### Work order:
Copy out the data below. Keep every word as it is.

(Provided records begins)

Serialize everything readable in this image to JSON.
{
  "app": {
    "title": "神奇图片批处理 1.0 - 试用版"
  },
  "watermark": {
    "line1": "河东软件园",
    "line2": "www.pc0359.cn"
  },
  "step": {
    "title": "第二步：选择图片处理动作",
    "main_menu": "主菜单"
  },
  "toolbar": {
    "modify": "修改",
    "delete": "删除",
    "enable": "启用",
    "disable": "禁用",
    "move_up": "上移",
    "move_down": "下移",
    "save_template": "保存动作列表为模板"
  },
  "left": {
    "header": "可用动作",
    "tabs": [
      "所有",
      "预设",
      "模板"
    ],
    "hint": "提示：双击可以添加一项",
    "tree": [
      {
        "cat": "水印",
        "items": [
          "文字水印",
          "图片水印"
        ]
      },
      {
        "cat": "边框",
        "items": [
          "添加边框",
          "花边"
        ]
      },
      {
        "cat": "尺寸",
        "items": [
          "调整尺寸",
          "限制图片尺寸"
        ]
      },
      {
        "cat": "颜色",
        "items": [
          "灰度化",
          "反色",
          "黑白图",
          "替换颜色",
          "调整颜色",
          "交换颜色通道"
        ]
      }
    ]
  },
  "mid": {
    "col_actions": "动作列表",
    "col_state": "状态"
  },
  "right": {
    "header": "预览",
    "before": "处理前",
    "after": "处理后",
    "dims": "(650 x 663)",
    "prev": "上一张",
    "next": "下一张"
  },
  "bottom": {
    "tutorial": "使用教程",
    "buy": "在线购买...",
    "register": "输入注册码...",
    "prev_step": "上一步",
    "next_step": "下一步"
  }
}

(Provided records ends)

### Response to the exercise:
Serialize everything readable in this image to JSON.
{
  "app": {
    "title": "神奇图片批处理 1.0 - 试用版"
  },
  "watermark": {
    "line1": "河东软件园",
    "line2": "www.pc0359.cn"
  },
  "step": {
    "title": "第二步：选择图片处理动作",
    "main_menu": "主菜单"
  },
  "toolbar": {
    "modify": "修改",
    "delete": "删除",
    "enable": "启用",
    "disable": "禁用",
    "move_up": "上移",
    "move_down": "下移",
    "save_template": "保存动作列表为模板"
  },
  "left": {
    "header": "可用动作",
    "tabs": [
      "所有",
      "预设",
      "模板"
    ],
    "hint": "提示：双击可以添加一项",
    "tree": [
      {
        "cat": "水印",
        "items": [
          "文字水印",
          "图片水印"
        ]
      },
      {
        "cat": "边框",
        "items": [
          "添加边框",
          "花边"
        ]
      },
      {
        "cat": "尺寸",
        "items": [
          "调整尺寸",
          "限制图片尺寸"
        ]
      },
      {
        "cat": "颜色",
        "items": [
          "灰度化",
          "反色",
          "黑白图",
          "替换颜色",
          "调整颜色",
          "交换颜色通道"
        ]
      }
    ]
  },
  "mid": {
    "col_actions": "动作列表",
    "col_state": "状态"
  },
  "right": {
    "header": "预览",
    "before": "处理前",
    "after": "处理后",
    "dims": "(650 x 663)",
    "prev": "上一张",
    "next": "下一张"
  },
  "bottom": {
    "tutorial": "使用教程",
    "buy": "在线购买...",
    "register": "输入注册码...",
    "prev_step": "上一步",
    "next_step": "下一步"
  }
}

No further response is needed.